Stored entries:
-*-

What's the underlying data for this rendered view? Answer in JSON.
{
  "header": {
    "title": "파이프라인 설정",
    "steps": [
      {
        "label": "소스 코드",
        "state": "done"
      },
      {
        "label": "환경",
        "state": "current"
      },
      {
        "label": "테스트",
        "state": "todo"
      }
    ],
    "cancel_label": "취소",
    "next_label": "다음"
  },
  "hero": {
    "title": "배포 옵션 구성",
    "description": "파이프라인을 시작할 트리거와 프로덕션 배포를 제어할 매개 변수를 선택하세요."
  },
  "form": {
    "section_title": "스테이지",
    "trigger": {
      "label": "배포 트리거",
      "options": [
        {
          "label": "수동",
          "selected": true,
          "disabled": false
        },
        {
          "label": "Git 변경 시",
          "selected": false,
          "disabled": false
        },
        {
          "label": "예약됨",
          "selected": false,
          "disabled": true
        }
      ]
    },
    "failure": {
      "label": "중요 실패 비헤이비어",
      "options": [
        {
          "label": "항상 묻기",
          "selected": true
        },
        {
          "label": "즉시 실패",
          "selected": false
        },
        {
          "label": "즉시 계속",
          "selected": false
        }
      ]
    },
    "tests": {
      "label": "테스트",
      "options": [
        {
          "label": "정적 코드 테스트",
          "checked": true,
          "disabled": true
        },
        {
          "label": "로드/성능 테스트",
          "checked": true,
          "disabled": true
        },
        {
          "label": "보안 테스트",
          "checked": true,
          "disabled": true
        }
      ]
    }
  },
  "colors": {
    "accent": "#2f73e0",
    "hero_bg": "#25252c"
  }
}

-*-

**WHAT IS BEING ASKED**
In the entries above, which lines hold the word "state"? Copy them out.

**RESPONSE TO THIS TASK**
        "state": "done"
        "state": "current"
        "state": "todo"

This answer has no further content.